When the likes of Patterson walk around with that lingering fear, then maybe we can complain about the disappointment of hearing how overwhelming this can all be for the players.
The moment when the Red Sox went from a beloved baseball team to a marketing cult of fame is generally pinpointed as sometime in 2003, somewhere between "Cowboy Up" and when pink hats came into prevalence. It exploded after 2004, when Sox fans were too giddy to really have any semblance of a chip on their shoulders as they were pushed out of their own park by officials, celebrities, and general wannabes who don't have even the slightest hint of who preceded Johnny Damon in center field.
Then came 2005, when the Red Sox Nation cards started to separate the frauds from the fans who just want to enjoy the danged team.
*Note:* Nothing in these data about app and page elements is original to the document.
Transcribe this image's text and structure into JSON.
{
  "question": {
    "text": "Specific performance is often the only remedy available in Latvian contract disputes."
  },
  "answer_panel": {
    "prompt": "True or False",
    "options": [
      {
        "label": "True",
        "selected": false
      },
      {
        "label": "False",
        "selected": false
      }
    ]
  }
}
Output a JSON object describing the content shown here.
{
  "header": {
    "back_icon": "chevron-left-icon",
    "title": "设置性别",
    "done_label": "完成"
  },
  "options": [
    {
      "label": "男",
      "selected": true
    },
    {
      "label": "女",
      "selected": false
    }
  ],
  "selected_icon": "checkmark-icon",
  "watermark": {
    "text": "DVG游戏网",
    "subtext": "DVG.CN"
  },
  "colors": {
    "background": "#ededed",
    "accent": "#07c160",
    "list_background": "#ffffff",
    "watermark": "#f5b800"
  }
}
Then came 2006, when the poseurs left a sea of empty seats at Fenway as injuries led to the team's late-season collapse. Then came 2007, fresh with "Sox Appeal" and the inanely forced search for a President of Red Sox Nation.
To play for the Red Sox these days is unlike the experience of any other ballclub, a long-thought distinction that used to have to do mainly with the rabid intensity of the fan base. But that status has changed, and greatly, I might add. These days, the folks camping out at the hotels across America have less to do with a certain baseball fanaticism, and much more to do with wanting to be in the shadow of celebrity.
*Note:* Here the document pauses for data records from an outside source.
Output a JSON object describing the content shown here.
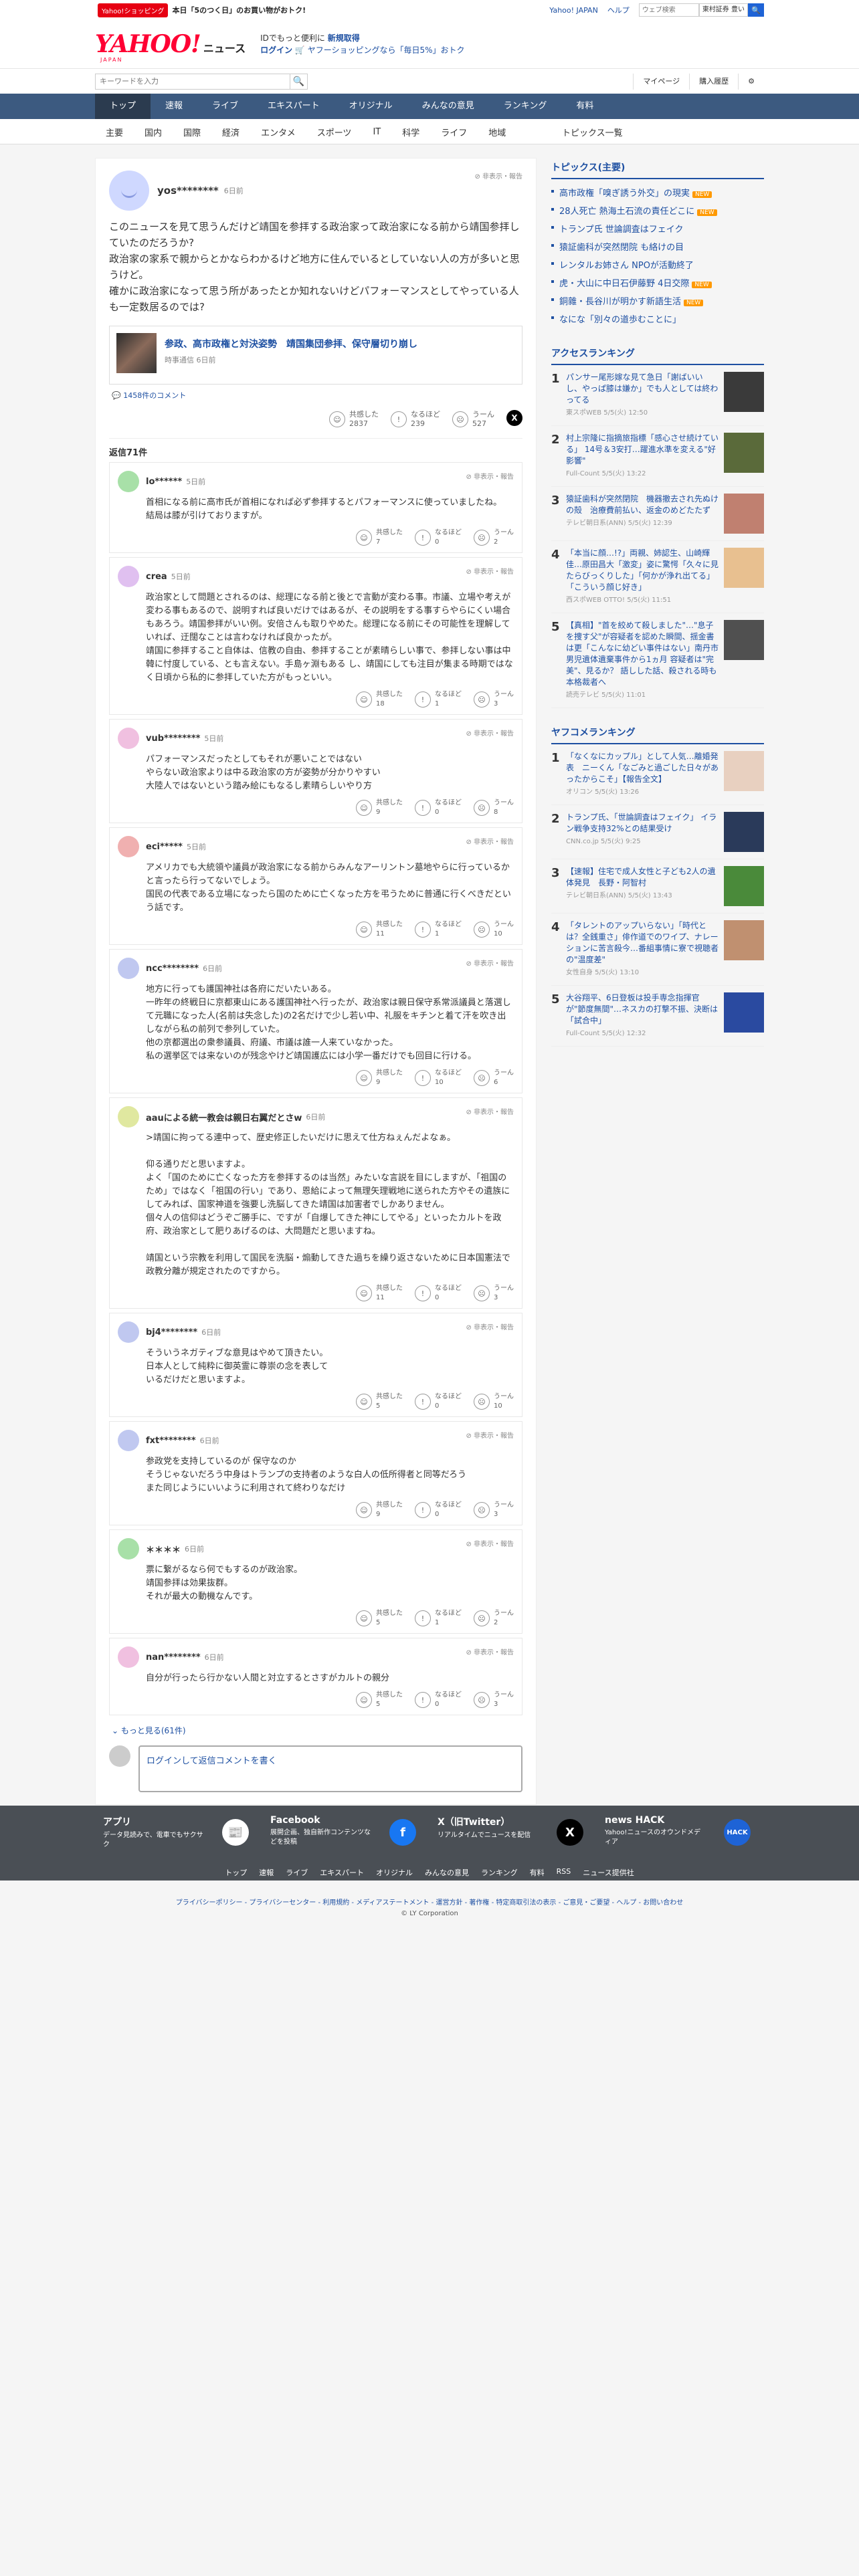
{
  "topbar": {
    "shop_badge": "Yahoo!ショッピング",
    "promo": "本日「5のつく日」のお買い物がおトク!",
    "yjapan": "Yahoo! JAPAN",
    "help": "ヘルプ",
    "search_placeholder": "ウェブ検索",
    "select": "東村証券 豊い",
    "search_btn": "🔍"
  },
  "header": {
    "logo": "YAHOO!",
    "logo_sub": "JAPAN",
    "logo_news": "ニュース",
    "line1_a": "IDでもっと便利に",
    "line1_b": "新規取得",
    "line2_a": "ログイン",
    "line2_b": "ヤフーショッピングなら「毎日5%」おトク"
  },
  "subbar": {
    "keyword_placeholder": "キーワードを入力",
    "mypage": "マイページ",
    "history": "購入履歴"
  },
  "gnav": [
    "トップ",
    "速報",
    "ライブ",
    "エキスパート",
    "オリジナル",
    "みんなの意見",
    "ランキング",
    "有料"
  ],
  "snav": [
    "主要",
    "国内",
    "国際",
    "経済",
    "エンタメ",
    "スポーツ",
    "IT",
    "科学",
    "ライフ",
    "地域"
  ],
  "snav_right": "トピックス一覧",
  "post": {
    "user": "yos********",
    "time": "6日前",
    "report": "非表示・報告",
    "body": "このニュースを見て思うんだけど靖国を参拝する政治家って政治家になる前から靖国参拝していたのだろうか?\n政治家の家系で親からとかならわかるけど地方に住んでいるとしていない人の方が多いと思うけど。\n確かに政治家になって思う所があったとか知れないけどパフォーマンスとしてやっている人も一定数居るのでは?",
    "article_title": "参政、高市政権と対決姿勢　靖国集団参拝、保守層切り崩し",
    "article_src": "時事通信 6日前",
    "comments": "1458件のコメント",
    "reacts": [
      {
        "label": "共感した",
        "count": "2837"
      },
      {
        "label": "なるほど",
        "count": "239"
      },
      {
        "label": "うーん",
        "count": "527"
      }
    ]
  },
  "replies_count": "返信71件",
  "replies": [
    {
      "user": "lo******",
      "time": "5日前",
      "color": "#a8e0a8",
      "body": "首相になる前に高市氏が首相になれば必ず参拝するとパフォーマンスに使っていましたね。\n結局は膝が引けておりますが。",
      "r": [
        "7",
        "0",
        "2"
      ]
    },
    {
      "user": "crea",
      "time": "5日前",
      "color": "#e0c0f0",
      "body": "政治家として問題とされるのは、総理になる前と後とで言動が変わる事。市議、立場や考えが変わる事もあるので、説明すれば良いだけではあるが、その説明をする事すらやらにくい場合もあろう。靖国参拝がいい例。安倍さんも取りやめた。総理になる前にその可能性を理解していれば、迂闊なことは言わなければ良かったが。\n靖国に参拝すること自体は、信教の自由、参拝することが素晴らしい事で、参拝しない事は中韓に忖度している、とも言えない。手島ヶ淵もある し、靖国にしても注目が集まる時期ではなく日頃から私的に参拝していた方がもっといい。",
      "r": [
        "18",
        "1",
        "3"
      ]
    },
    {
      "user": "vub********",
      "time": "5日前",
      "color": "#f0c0e0",
      "body": "パフォーマンスだったとしてもそれが悪いことではない\nやらない政治家よりは中る政治家の方が姿勢が分かりやすい\n大陸人ではないという踏み絵にもなるし素晴らしいやり方",
      "r": [
        "9",
        "0",
        "8"
      ]
    },
    {
      "user": "eci*****",
      "time": "5日前",
      "color": "#f0b0b0",
      "body": "アメリカでも大統領や議員が政治家になる前からみんなアーリントン墓地やらに行っているかと言ったら行ってないでしょう。\n国民の代表である立場になったら国のために亡くなった方を弔うために普通に行くべきだという話です。",
      "r": [
        "11",
        "1",
        "10"
      ]
    },
    {
      "user": "ncc********",
      "time": "6日前",
      "color": "#c0c8f0",
      "body": "地方に行っても護国神社は各府にだいたいある。\n一昨年の終戦日に京都東山にある護国神社へ行ったが、政治家は親日保守系常派議員と落選して元職になった人(名前は失念した)の2名だけで少し若い中、礼服をキチンと着て汗を吹き出しながら私の前列で参列していた。\n他の京都選出の衆参議員、府議、市議は誰一人来ていなかった。\n私の選挙区では来ないのが残念やけど靖国護広には小学一番だけでも回目に行ける。",
      "r": [
        "9",
        "10",
        "6"
      ]
    },
    {
      "user": "aauによる統一教会は親日右翼だとさw",
      "time": "6日前",
      "color": "#e0e8a0",
      "body": ">靖国に拘ってる連中って、歴史修正したいだけに思えて仕方ねぇんだよなぁ。\n\n仰る通りだと思いますよ。\nよく「国のために亡くなった方を参拝するのは当然」みたいな言説を目にしますが、「祖国のため」ではなく「祖国の行い」であり、恩給によって無理矢理戦地に送られた方やその遺族にしてみれば、国家神道を強要し洗脳してきた靖国は加害者でしかありません。\n個々人の信仰はどうぞご勝手に、ですが「自爆してきた神にしてやる」といったカルトを政府、政治家として肥りあげるのは、大問題だと思いますね。\n\n靖国という宗教を利用して国民を洗脳・煽動してきた過ちを繰り返さないために日本国憲法で政教分離が規定されたのですから。",
      "r": [
        "11",
        "0",
        "3"
      ]
    },
    {
      "user": "bj4********",
      "time": "6日前",
      "color": "#c0c8f0",
      "body": "そういうネガティブな意見はやめて頂きたい。\n日本人として純粋に御英霊に尊崇の念を表して\nいるだけだと思いますよ。",
      "r": [
        "5",
        "0",
        "10"
      ]
    },
    {
      "user": "fxt********",
      "time": "6日前",
      "color": "#c0c8f0",
      "body": "参政党を支持しているのが 保守なのか\nそうじゃないだろう中身はトランプの支持者のような白人の低所得者と同等だろう\nまた同じようにいいように利用されて終わりなだけ",
      "r": [
        "9",
        "0",
        "3"
      ]
    },
    {
      "user": "＊＊＊＊",
      "time": "6日前",
      "color": "#a8e0a8",
      "body": "票に繋がるなら何でもするのが政治家。\n靖国参拝は効果抜群。\nそれが最大の動機なんです。",
      "r": [
        "5",
        "1",
        "2"
      ]
    },
    {
      "user": "nan********",
      "time": "6日前",
      "color": "#f0c0e0",
      "body": "自分が行ったら行かない人間と対立するとさすがカルトの親分",
      "r": [
        "5",
        "0",
        "3"
      ]
    }
  ],
  "more_replies": "もっと見る(61件)",
  "reply_placeholder": "ログインして返信コメントを書く",
  "sidebar": {
    "topics_h": "トピックス(主要)",
    "topics": [
      {
        "t": "高市政権「嗅ぎ誘う外交」の現実",
        "n": "NEW"
      },
      {
        "t": "28人死亡 熱海土石流の責任どこに",
        "n": "NEW"
      },
      {
        "t": "トランプ氏 世論調査はフェイク",
        "n": ""
      },
      {
        "t": "猿証歯科が突然閉院 も絡けの目",
        "n": ""
      },
      {
        "t": "レンタルお姉さん NPOが活動終了",
        "n": ""
      },
      {
        "t": "虎・大山に中日石伊藤野 4日交際",
        "n": "NEW"
      },
      {
        "t": "銅雜・長谷川が明かす新語生活",
        "n": "NEW"
      },
      {
        "t": "なにな「別々の道歩むことに」",
        "n": ""
      }
    ],
    "access_h": "アクセスランキング",
    "access": [
      {
        "n": "1",
        "t": "パンサー尾形嫁な見て急日「謝ばいいし、やっぱ膝は嫌か」でも人としては終わってる",
        "s": "東スポWEB 5/5(火) 12:50",
        "c": "#3a3a3a"
      },
      {
        "n": "2",
        "t": "村上宗隆に指摘旅指標「感心させ続けている」 14号＆3安打…躍進水準を変える\"好影響\"",
        "s": "Full-Count 5/5(火) 13:22",
        "c": "#5a6a3a"
      },
      {
        "n": "3",
        "t": "猿証歯科が突然閉院　機器撤去され先ぬけの殻　治療費前払い、返金のめどたたず",
        "s": "テレビ朝日系(ANN) 5/5(火) 12:39",
        "c": "#c08070"
      },
      {
        "n": "4",
        "t": "「本当に顔…!?」両親、姉認生、山崎輝佳…原田昌大「激変」姿に驚愕「久々に見たらびっくりした」「何かが浄れ出てる」「こういう顔じ好き」",
        "s": "西スポWEB OTTO! 5/5(火) 11:51",
        "c": "#e8c090"
      },
      {
        "n": "5",
        "t": "【真相】\"首を絞めて殺しました\"…\"息子を捜す父\"が容疑者を認めた瞬間、揺金書は更「こんなに幼どい事件はない」南丹市男児遺体遺棄事件から1ヵ月 容疑者は\"完美\"、見るか？ 語しした話、殺される時も本格裁者へ",
        "s": "読売テレビ 5/5(火) 11:01",
        "c": "#505050"
      }
    ],
    "yahoo_h": "ヤフコメランキング",
    "yahoo": [
      {
        "n": "1",
        "t": "「なくなにカップル」として人気…離婚発表　ニーくん「なごみと過ごした日々があったからこそ」【報告全文】",
        "s": "オリコン 5/5(火) 13:26",
        "c": "#e8d0c0"
      },
      {
        "n": "2",
        "t": "トランプ氏、「世論調査はフェイク」 イラン戦争支持32%との結果受け",
        "s": "CNN.co.jp 5/5(火) 9:25",
        "c": "#2a3a5a"
      },
      {
        "n": "3",
        "t": "【速報】住宅で成人女性と子ども2人の遺体発見　長野・阿智村",
        "s": "テレビ朝日系(ANN) 5/5(火) 13:43",
        "c": "#4a8a3a"
      },
      {
        "n": "4",
        "t": "「タレントのアップいらない」「時代とは？全銭重さ」俳作道でのワイプ、ナレーションに苦言殺今…番組事情に寮で視聴者の\"温度差\"",
        "s": "女性自身 5/5(火) 13:10",
        "c": "#c09070"
      },
      {
        "n": "5",
        "t": "大谷翔平、6日登板は投手専念指揮官が\"節度無間\"…ネスカの打撃不振、決断は「試合中」",
        "s": "Full-Count 5/5(火) 12:32",
        "c": "#2a4aa0"
      }
    ]
  },
  "footer": {
    "cols": [
      {
        "h": "アプリ",
        "s": "データ見読みで、電車でもサクサク",
        "ic": "📰",
        "bg": "#fff",
        "fg": "#1e50a2"
      },
      {
        "h": "Facebook",
        "s": "展開企画、独自新作コンテンツなどを投稿",
        "ic": "f",
        "bg": "#1877f2",
        "fg": "#fff"
      },
      {
        "h": "X（旧Twitter）",
        "s": "リアルタイムでニュースを配信",
        "ic": "X",
        "bg": "#000",
        "fg": "#fff"
      },
      {
        "h": "news HACK",
        "s": "Yahoo!ニュースのオウンドメディア",
        "ic": "HACK",
        "bg": "#1e63d6",
        "fg": "#fff"
      }
    ],
    "links": [
      "トップ",
      "速報",
      "ライブ",
      "エキスパート",
      "オリジナル",
      "みんなの意見",
      "ランキング",
      "有料",
      "RSS",
      "ニュース提供社"
    ],
    "legal": "プライバシーポリシー - プライバシーセンター - 利用規約 - メディアステートメント - 運営方針 - 著作権 - 特定商取引法の表示 - ご意見・ご要望 - ヘルプ - お問い合わせ",
    "copy": "© LY Corporation"
  },
  "colors": {
    "accent": "#1e50a2",
    "nav": "#3c5a80",
    "brand": "#ff0033"
  }
}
During Super Bowl week of 2004 in Houston, I was stunned by a culture that was obsessed -- no -- possessed by the very possibility of witnessing a celebrity in their midst. It could have been Adrian Zmed, and the pop culture starved Texans would have flocked to him like college kids to a Friday free wing special. There was something about it so empty. Like much celebrity chasing and obsessing, there was a noticeable void there in peoples' lives, one that we cranky New Englanders certainly didn't possess on the whole. Matt Damon? He's that kid that used to act across the river. Saw him at Grendel's once. Nice fella. In Houston, the man would have been swarmed to the point of being oxygen-deprived, with a high-pitched chorus of "Omigod, omigod, omigod."
I was wrong. We've become Houston. At least where the Red Sox are concerned.
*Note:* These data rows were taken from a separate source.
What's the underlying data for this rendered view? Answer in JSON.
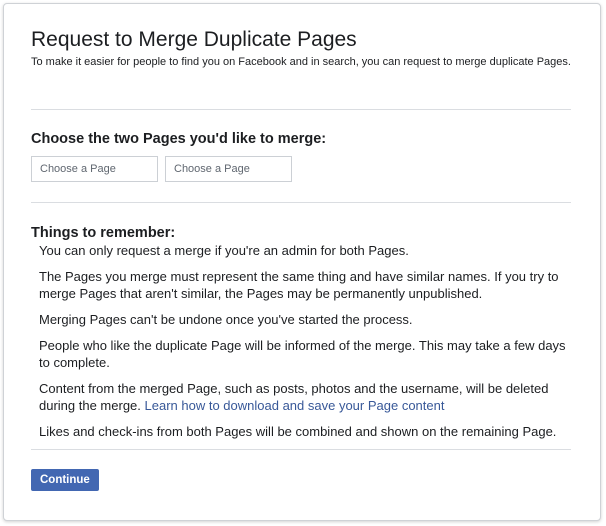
{
  "dialog": {
    "title": "Request to Merge Duplicate Pages",
    "subtitle": "To make it easier for people to find you on Facebook and in search, you can request to merge duplicate Pages."
  },
  "merge_section": {
    "heading": "Choose the two Pages you'd like to merge:",
    "picker_1_placeholder": "Choose a Page",
    "picker_2_placeholder": "Choose a Page"
  },
  "remember_section": {
    "heading": "Things to remember:",
    "items": [
      "You can only request a merge if you're an admin for both Pages.",
      "The Pages you merge must represent the same thing and have similar names. If you try to merge Pages that aren't similar, the Pages may be permanently unpublished.",
      "Merging Pages can't be undone once you've started the process.",
      "People who like the duplicate Page will be informed of the merge. This may take a few days to complete.",
      "Content from the merged Page, such as posts, photos and the username, will be deleted during the merge.",
      "Likes and check-ins from both Pages will be combined and shown on the remaining Page."
    ],
    "download_link": "Learn how to download and save your Page content"
  },
  "actions": {
    "continue_label": "Continue"
  },
  "colors": {
    "primary_button": "#4267b2",
    "link": "#385898",
    "text": "#1c1e21",
    "divider": "#dadde1"
  }
}
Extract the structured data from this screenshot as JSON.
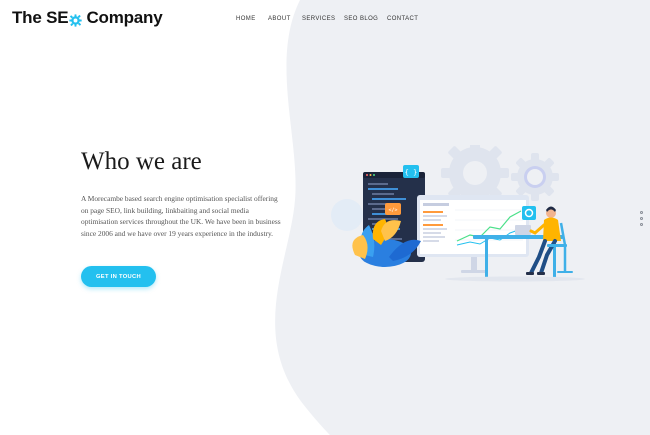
{
  "header": {
    "logo": {
      "part1": "The SE",
      "part2": "Company",
      "gear_icon": "gear-icon",
      "brand_color": "#23c0ef"
    },
    "nav": [
      {
        "label": "HOME"
      },
      {
        "label": "ABOUT"
      },
      {
        "label": "SERVICES"
      },
      {
        "label": "SEO BLOG"
      },
      {
        "label": "CONTACT"
      }
    ]
  },
  "hero": {
    "title": "Who we are",
    "text": "A Morecambe based search engine optimisation specialist offering on page SEO, link building, linkbaiting and social media optimisation services throughout the UK. We have been in business since 2006 and we have over 19 years experience in the industry.",
    "cta_label": "GET IN TOUCH",
    "cta_color": "#23c0ef",
    "illustration": "seo-team-illustration"
  },
  "slider_dots": {
    "count": 3
  },
  "colors": {
    "background_shape": "#eef0f4",
    "text": "#1b1b1b"
  }
}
More than a baseball team, the Red Sox are a status symbol, and that is perhaps the most disappointing aspect of it all. Disdained, much like the Yankees before them, Boston's most beloved baseball team has gone from a local obsession to a national phenomenon. And as the owners and marketing gurus continue to benefit, the players, and the fans that can't find it in their heart or their wallet to continue with what was once their passion, are starting to understand the downside of it all.
That, for better or worse, is Red Sox Nation in 2007.